> _Goal of the exercise_:
Verbatim copy without images: repeat the records in full.

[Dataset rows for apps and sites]
::::::::

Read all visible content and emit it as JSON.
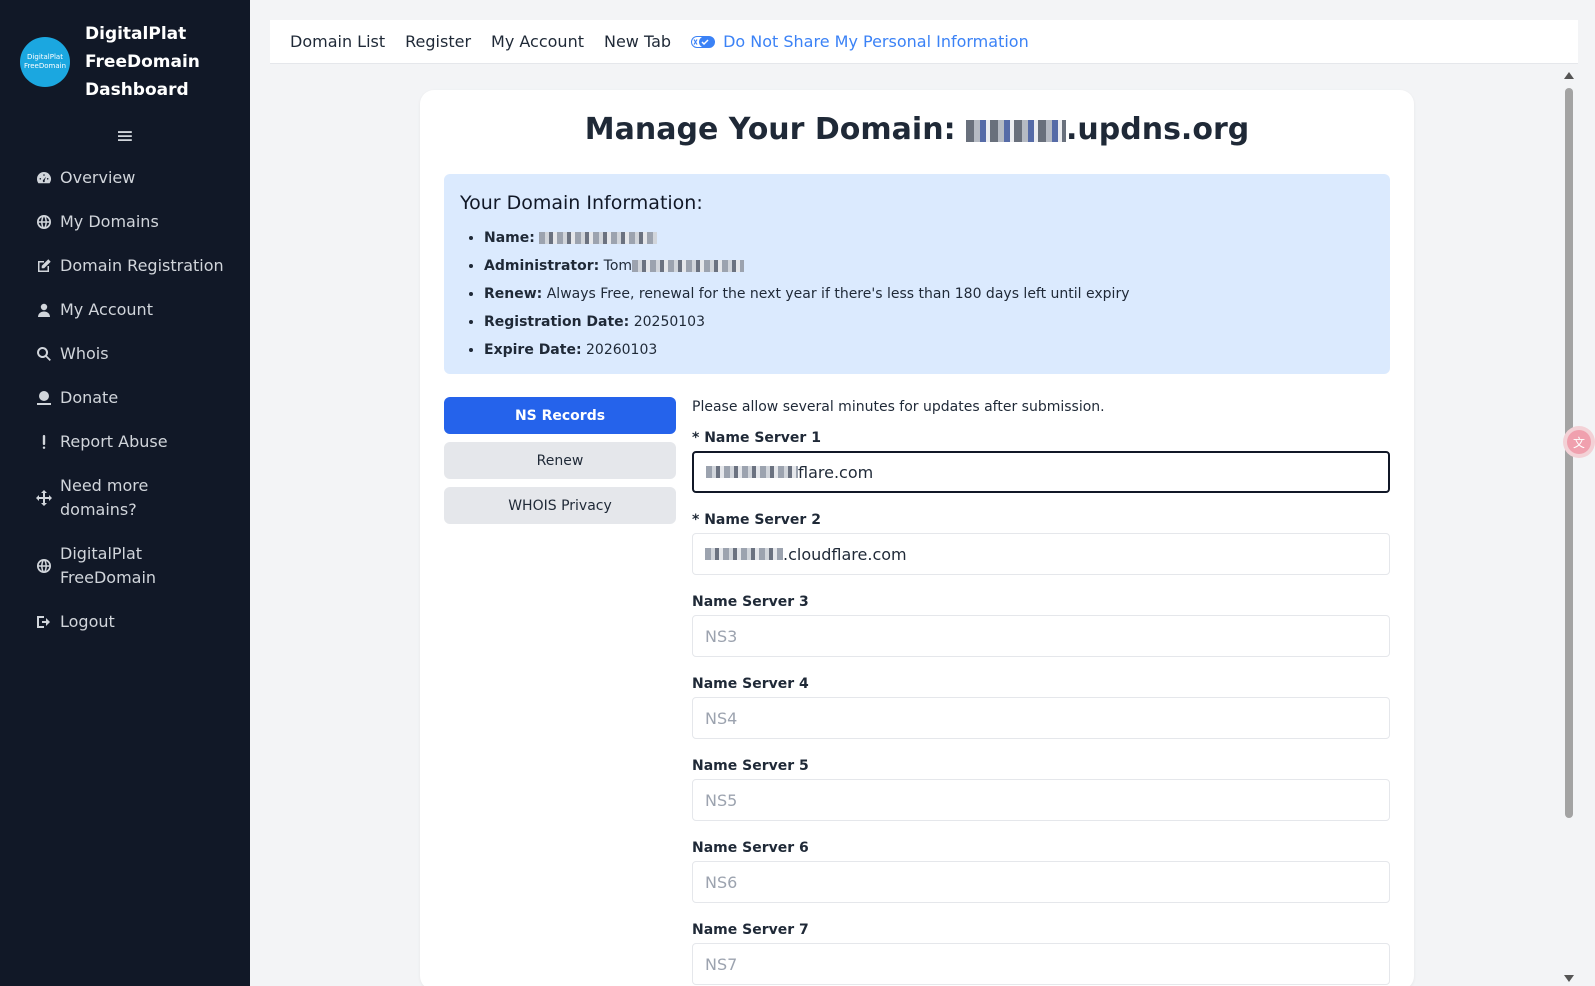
{
  "sidebar": {
    "logo_text_1": "DigitalPlat",
    "logo_text_2": "FreeDomain",
    "brand_line1": "DigitalPlat",
    "brand_line2": "FreeDomain",
    "brand_line3": "Dashboard",
    "menu_icon": "hamburger-icon",
    "items": [
      {
        "label": "Overview",
        "icon": "dashboard-gauge-icon"
      },
      {
        "label": "My Domains",
        "icon": "globe-icon"
      },
      {
        "label": "Domain Registration",
        "icon": "edit-icon"
      },
      {
        "label": "My Account",
        "icon": "user-icon"
      },
      {
        "label": "Whois",
        "icon": "search-icon"
      },
      {
        "label": "Donate",
        "icon": "donate-icon"
      },
      {
        "label": "Report Abuse",
        "icon": "exclamation-icon"
      },
      {
        "label": "Need more domains?",
        "icon": "move-arrows-icon"
      },
      {
        "label": "DigitalPlat FreeDomain",
        "icon": "globe-icon"
      },
      {
        "label": "Logout",
        "icon": "logout-icon"
      }
    ]
  },
  "topnav": {
    "links": [
      "Domain List",
      "Register",
      "My Account",
      "New Tab"
    ],
    "privacy_label": "Do Not Share My Personal Information",
    "privacy_icon": "privacy-toggle-icon"
  },
  "card": {
    "title_prefix": "Manage Your Domain: ",
    "title_suffix": ".updns.org",
    "info": {
      "heading": "Your Domain Information:",
      "name_label": "Name:",
      "admin_label": "Administrator:",
      "admin_value_start": "Tom",
      "renew_label": "Renew:",
      "renew_value": "Always Free, renewal for the next year if there's less than 180 days left until expiry",
      "reg_label": "Registration Date:",
      "reg_value": "20250103",
      "expire_label": "Expire Date:",
      "expire_value": "20260103"
    },
    "tabs": {
      "ns": "NS Records",
      "renew": "Renew",
      "whois": "WHOIS Privacy"
    },
    "notice": "Please allow several minutes for updates after submission.",
    "fields": [
      {
        "label": "* Name Server 1",
        "value_suffix": "flare.com"
      },
      {
        "label": "* Name Server 2",
        "value_suffix": ".cloudflare.com"
      },
      {
        "label": "Name Server 3",
        "placeholder": "NS3"
      },
      {
        "label": "Name Server 4",
        "placeholder": "NS4"
      },
      {
        "label": "Name Server 5",
        "placeholder": "NS5"
      },
      {
        "label": "Name Server 6",
        "placeholder": "NS6"
      },
      {
        "label": "Name Server 7",
        "placeholder": "NS7"
      }
    ]
  },
  "colors": {
    "sidebar_bg": "#111827",
    "primary": "#2563eb",
    "info_bg": "#dbeafe",
    "link": "#3b82f6",
    "logo": "#1ba7e0"
  },
  "translate_icon": "translate-icon"
}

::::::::

> _Written response_:
Read all visible content and emit it as JSON.
{
  "sidebar": {
    "logo_text_1": "DigitalPlat",
    "logo_text_2": "FreeDomain",
    "brand_line1": "DigitalPlat",
    "brand_line2": "FreeDomain",
    "brand_line3": "Dashboard",
    "menu_icon": "hamburger-icon",
    "items": [
      {
        "label": "Overview",
        "icon": "dashboard-gauge-icon"
      },
      {
        "label": "My Domains",
        "icon": "globe-icon"
      },
      {
        "label": "Domain Registration",
        "icon": "edit-icon"
      },
      {
        "label": "My Account",
        "icon": "user-icon"
      },
      {
        "label": "Whois",
        "icon": "search-icon"
      },
      {
        "label": "Donate",
        "icon": "donate-icon"
      },
      {
        "label": "Report Abuse",
        "icon": "exclamation-icon"
      },
      {
        "label": "Need more domains?",
        "icon": "move-arrows-icon"
      },
      {
        "label": "DigitalPlat FreeDomain",
        "icon": "globe-icon"
      },
      {
        "label": "Logout",
        "icon": "logout-icon"
      }
    ]
  },
  "topnav": {
    "links": [
      "Domain List",
      "Register",
      "My Account",
      "New Tab"
    ],
    "privacy_label": "Do Not Share My Personal Information",
    "privacy_icon": "privacy-toggle-icon"
  },
  "card": {
    "title_prefix": "Manage Your Domain: ",
    "title_suffix": ".updns.org",
    "info": {
      "heading": "Your Domain Information:",
      "name_label": "Name:",
      "admin_label": "Administrator:",
      "admin_value_start": "Tom",
      "renew_label": "Renew:",
      "renew_value": "Always Free, renewal for the next year if there's less than 180 days left until expiry",
      "reg_label": "Registration Date:",
      "reg_value": "20250103",
      "expire_label": "Expire Date:",
      "expire_value": "20260103"
    },
    "tabs": {
      "ns": "NS Records",
      "renew": "Renew",
      "whois": "WHOIS Privacy"
    },
    "notice": "Please allow several minutes for updates after submission.",
    "fields": [
      {
        "label": "* Name Server 1",
        "value_suffix": "flare.com"
      },
      {
        "label": "* Name Server 2",
        "value_suffix": ".cloudflare.com"
      },
      {
        "label": "Name Server 3",
        "placeholder": "NS3"
      },
      {
        "label": "Name Server 4",
        "placeholder": "NS4"
      },
      {
        "label": "Name Server 5",
        "placeholder": "NS5"
      },
      {
        "label": "Name Server 6",
        "placeholder": "NS6"
      },
      {
        "label": "Name Server 7",
        "placeholder": "NS7"
      }
    ]
  },
  "colors": {
    "sidebar_bg": "#111827",
    "primary": "#2563eb",
    "info_bg": "#dbeafe",
    "link": "#3b82f6",
    "logo": "#1ba7e0"
  },
  "translate_icon": "translate-icon"
}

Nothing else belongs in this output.